He held out his gnarly hand as if beckoning her. Annette took three steps back in revulsion.
Mr. Prah called for the guard and sauntered out of the cell. When his footsteps were no longer in earshot, Annette crumpled to the floor and gasped for air. It was the first time she had ever stood up to Mr. Prah. It left her breathless.
Afosua pulled out a notebook and scribbled her ideas for the wellness spa for Naa Akweley to see.
“This room will be for meditation,” she said.
“Or prayer,” countered Naa Akweley. “You don’t want to put people off by saying ‘meditation’.”
“Fine,” conceded Afosua, “meditation and SILENT prayer. And we’re going to send young women from the area into Accra to get training on massage therapy and wellness. I think it will be good all around.”
Naa Akweley looked at Afosua, who was glowing for the first time since she’d met her. Knowing the tragedy that she had suffered through not so long ago, she admired her for putting her energies into something so positive. Perhaps she could learn from her. Perhaps she could be this happy too.
“Afosua, I’d like to partner with you, if you’d let me,” Naa Akweley said timidly. “I know this is your project and all…”
“I was hoping you’d want to,” Afosua smiled. “I know it would be good for you…for us. I could use your influence to get this off the ground. People respect you.”
Naa Akweley laughed inwardly. Too bad her husband didn’t respect her, she thought wryfully.
Auntie Grace interrupted their conversation.
“Who are those people over there?” she said pointing across the river bank.
Afosua squinted to look.

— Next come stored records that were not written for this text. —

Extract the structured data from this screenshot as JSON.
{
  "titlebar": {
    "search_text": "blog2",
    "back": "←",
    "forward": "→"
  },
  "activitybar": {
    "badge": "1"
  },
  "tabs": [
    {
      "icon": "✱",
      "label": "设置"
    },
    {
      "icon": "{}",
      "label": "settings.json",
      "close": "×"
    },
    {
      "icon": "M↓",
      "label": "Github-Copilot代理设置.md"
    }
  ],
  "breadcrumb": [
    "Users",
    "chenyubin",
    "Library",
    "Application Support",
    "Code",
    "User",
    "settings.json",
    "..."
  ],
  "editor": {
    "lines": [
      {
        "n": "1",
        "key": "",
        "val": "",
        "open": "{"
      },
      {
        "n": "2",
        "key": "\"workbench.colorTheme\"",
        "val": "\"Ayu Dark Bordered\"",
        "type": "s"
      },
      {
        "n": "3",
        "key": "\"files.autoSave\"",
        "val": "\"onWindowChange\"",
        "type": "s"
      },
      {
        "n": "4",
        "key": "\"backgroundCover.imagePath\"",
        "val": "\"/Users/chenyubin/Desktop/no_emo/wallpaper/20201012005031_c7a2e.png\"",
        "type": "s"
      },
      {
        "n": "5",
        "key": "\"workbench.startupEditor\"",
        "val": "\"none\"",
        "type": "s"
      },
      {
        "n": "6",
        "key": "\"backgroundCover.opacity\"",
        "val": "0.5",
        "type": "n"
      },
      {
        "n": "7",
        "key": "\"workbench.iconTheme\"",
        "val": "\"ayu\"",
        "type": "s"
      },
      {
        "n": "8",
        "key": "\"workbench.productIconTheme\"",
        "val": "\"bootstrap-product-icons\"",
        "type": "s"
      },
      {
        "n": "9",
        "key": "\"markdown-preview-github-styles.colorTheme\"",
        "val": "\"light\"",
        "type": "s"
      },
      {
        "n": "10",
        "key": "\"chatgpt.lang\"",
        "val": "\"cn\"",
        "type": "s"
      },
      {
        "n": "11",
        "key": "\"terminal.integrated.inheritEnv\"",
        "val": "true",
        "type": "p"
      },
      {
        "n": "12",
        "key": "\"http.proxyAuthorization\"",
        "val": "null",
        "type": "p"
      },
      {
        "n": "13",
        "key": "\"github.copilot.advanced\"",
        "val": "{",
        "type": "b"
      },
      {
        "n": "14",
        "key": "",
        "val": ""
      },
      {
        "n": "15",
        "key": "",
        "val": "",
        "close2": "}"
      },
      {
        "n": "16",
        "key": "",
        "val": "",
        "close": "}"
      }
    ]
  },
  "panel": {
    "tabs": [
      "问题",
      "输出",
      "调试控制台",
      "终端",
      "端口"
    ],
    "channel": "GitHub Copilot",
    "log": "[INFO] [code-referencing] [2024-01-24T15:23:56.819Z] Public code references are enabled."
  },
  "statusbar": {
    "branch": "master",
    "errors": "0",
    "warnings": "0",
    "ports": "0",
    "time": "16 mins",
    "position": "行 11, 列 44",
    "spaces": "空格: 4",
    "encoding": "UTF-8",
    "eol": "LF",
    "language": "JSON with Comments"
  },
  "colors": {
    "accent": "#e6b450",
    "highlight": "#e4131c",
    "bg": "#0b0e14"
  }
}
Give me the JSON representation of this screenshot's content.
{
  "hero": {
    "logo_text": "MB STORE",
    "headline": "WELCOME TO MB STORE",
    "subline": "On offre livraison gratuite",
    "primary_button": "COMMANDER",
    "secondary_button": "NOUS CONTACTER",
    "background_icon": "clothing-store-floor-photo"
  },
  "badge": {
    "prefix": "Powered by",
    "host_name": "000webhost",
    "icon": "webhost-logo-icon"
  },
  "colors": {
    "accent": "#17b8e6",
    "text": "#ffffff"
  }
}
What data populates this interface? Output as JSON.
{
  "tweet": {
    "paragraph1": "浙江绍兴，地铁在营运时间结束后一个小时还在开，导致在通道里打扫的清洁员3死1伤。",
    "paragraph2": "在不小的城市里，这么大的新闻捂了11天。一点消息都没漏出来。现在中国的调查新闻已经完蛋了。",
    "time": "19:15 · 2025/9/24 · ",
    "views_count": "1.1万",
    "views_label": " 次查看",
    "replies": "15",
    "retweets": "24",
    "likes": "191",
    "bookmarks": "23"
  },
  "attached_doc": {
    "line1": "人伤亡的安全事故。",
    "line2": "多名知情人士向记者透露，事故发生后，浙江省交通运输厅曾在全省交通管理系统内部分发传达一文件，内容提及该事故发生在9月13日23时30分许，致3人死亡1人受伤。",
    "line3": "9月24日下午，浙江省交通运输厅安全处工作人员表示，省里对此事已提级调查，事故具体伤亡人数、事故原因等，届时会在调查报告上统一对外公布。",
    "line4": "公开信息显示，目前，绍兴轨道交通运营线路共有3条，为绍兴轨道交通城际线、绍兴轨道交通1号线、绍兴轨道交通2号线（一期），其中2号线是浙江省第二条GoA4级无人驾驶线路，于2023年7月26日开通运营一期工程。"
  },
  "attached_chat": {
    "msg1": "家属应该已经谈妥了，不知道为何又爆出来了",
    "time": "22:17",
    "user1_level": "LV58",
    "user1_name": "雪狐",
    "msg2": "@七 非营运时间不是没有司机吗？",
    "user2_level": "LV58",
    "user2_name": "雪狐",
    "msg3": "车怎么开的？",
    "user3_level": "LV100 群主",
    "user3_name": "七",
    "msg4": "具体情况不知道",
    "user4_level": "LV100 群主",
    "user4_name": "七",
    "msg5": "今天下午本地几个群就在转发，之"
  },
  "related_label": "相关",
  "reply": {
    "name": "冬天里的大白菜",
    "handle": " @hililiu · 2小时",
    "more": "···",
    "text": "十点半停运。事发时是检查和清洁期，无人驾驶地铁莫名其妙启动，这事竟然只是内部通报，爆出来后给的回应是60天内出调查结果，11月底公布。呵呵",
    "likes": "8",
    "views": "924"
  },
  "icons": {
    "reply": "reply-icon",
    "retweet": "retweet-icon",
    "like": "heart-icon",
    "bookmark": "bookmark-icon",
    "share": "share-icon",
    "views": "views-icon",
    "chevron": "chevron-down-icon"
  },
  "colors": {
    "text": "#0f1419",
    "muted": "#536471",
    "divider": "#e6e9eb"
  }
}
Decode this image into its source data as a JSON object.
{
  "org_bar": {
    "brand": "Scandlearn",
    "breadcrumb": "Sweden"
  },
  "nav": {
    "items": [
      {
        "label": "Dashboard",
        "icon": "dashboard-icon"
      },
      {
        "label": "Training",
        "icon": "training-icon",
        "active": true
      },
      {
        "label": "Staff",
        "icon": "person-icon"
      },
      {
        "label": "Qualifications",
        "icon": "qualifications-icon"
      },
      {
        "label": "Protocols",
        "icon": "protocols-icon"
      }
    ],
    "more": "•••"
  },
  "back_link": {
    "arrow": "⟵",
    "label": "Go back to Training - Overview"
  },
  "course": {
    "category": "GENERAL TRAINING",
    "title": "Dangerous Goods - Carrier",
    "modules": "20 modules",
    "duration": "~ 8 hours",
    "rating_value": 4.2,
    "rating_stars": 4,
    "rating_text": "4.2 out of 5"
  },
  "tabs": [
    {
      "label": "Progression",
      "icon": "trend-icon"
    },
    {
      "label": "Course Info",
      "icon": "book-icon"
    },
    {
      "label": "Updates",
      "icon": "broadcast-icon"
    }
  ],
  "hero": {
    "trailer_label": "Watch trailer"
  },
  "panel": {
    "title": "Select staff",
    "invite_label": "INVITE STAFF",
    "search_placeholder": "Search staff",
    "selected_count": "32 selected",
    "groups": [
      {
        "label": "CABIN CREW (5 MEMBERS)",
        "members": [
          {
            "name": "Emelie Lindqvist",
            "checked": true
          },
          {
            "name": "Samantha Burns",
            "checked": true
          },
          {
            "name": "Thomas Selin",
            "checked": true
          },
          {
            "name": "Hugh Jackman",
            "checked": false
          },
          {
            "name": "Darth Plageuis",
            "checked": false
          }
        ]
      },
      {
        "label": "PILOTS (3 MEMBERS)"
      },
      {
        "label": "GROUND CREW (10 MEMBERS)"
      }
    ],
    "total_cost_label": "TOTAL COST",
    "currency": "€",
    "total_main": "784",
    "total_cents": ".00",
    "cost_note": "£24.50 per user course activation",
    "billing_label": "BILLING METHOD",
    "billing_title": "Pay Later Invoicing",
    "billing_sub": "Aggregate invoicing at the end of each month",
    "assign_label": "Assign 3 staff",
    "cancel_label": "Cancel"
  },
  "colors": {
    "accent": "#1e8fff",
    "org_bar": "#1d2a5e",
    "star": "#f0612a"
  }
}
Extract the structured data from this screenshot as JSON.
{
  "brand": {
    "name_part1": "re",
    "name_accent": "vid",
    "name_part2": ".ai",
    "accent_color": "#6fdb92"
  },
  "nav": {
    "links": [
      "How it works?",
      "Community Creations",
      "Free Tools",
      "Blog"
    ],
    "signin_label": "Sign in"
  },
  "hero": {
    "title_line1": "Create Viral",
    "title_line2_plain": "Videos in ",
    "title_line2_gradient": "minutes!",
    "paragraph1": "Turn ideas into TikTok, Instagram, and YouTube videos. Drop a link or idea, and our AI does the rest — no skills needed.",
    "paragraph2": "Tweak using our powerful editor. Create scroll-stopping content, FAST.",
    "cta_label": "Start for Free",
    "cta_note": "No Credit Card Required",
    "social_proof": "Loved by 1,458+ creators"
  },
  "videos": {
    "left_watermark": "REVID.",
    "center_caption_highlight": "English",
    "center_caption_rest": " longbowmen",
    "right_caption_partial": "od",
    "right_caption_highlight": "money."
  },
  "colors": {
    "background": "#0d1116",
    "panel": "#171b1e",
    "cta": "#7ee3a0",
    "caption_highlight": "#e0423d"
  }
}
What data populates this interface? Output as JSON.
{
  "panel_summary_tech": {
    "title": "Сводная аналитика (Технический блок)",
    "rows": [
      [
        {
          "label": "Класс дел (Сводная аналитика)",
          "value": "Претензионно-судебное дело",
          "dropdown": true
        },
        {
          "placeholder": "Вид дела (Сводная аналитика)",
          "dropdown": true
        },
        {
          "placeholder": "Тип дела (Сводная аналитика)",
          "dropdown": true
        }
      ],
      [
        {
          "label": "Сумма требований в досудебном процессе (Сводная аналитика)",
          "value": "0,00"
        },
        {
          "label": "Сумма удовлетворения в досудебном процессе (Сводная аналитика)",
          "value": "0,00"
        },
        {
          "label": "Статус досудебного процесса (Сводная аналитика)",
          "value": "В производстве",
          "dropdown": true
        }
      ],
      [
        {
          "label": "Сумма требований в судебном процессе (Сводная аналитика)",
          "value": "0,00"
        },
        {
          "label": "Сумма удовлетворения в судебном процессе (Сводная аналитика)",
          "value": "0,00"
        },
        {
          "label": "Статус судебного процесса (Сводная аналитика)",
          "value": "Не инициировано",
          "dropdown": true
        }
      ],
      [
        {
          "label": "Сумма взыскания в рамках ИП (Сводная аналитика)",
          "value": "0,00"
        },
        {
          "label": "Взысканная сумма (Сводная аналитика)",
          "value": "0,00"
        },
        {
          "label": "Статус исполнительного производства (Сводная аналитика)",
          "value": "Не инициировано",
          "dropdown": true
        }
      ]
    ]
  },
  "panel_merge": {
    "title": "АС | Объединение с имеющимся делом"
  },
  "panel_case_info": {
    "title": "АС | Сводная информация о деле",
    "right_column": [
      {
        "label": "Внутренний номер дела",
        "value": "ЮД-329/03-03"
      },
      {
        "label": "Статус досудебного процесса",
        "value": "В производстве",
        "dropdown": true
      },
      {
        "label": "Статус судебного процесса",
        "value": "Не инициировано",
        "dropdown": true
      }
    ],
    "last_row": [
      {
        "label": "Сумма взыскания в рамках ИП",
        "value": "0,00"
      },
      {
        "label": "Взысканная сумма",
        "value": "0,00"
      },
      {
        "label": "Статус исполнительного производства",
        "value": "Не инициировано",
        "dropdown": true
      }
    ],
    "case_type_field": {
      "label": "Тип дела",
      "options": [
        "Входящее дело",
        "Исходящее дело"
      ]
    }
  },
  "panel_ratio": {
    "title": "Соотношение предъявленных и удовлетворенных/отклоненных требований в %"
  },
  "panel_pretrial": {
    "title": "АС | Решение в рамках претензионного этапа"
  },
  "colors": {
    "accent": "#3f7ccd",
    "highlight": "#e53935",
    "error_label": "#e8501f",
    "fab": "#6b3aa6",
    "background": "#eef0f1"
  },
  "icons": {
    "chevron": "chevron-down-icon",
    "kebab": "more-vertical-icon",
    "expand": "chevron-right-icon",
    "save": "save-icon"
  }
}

“Those must be the white people Abdul was talking about.”
“Eh. I see,” mulled Auntie Grace. “Let’s go pay them a visit, shall we?”
“Oh Auntie, we just go over there and –“
“Don’t be silly. Of course we can. See? The boy has already brought a canoe over. Get in.”
Naa Akweley opted to stay on the other side. Afosua promised that they would be back soon. She was only going to indulge Auntie Grace’s curiosity. When the canoe approached, Afosua recognized a male figure among the group.
The announcing of his name turned Harold Boakye around and put him face to face with Afosua.
“Ms. Gyemfi,” he said coldly. “What are you doing here?
“I might ask you the same question…sir,” she replied stiffly.
“I would assume that you would be preparing for your trip to Germany. Instead I find you here gallivanting on waters’ edges with villagers.”
Afosua touched Auntie Grace’s arm to keep her from retorting. This was still her boss, no matter how rude he was. A tall blond haired man inserted himself into their conversation.
“Do you know this young lady?” he asked Harold Boakye.
“Yes. I’m Afosua Gyemfi,” she said, holding out her hand to shake his. “I’m a senior actuary for Phillps & Boakye.”
The blond smiled.
“Oh wonderful! Jurgen Gunnarson,” pumping her hand enthusiastically.
The name sounded so familiar. Then it hit her: Gunnarson; from the Swedish account. But the site for Swedish account wasn’t anywhere near Dumbai.
Afosua heart skipped a beat. What was Mr.. Boakye up to?
Mr. Boakye’s eyes bore into Afosua’s. Whatever her thoughts were, she kept them guarded. He was unable to read them.
“Well Mr. Gunnarson, it has been very nice meeting you under such pleasant conditions. But as Mr. Boakye said, I should be getting back to Accra and preparing for my business trip,” Afosua said, excusing herself.
Jurgen’s brown eyes traveled the expanse of her body. Afosua became uncomfortably aware that the cool wind was coaxing her nipples, which were now peeking through the thin cotton shirt she was wearing. The Swede didn’t even bother trying to hide that he was ogling her.
“Then I’ll see you again soon! I’ll be in Accra with Mr. Boakye in a few days myself,” he said pleasantly.
Harold Boakye nodded silent in agreement.
“Right. Auntie, shall we?” Afosua grabbed the older woman’s hand and ordered the boy to row back to the other end of the shore.
“What was that all about?” asked Auntie Grace.
“I don’t know,” said Afosua determinately. “But I’m going to find out.”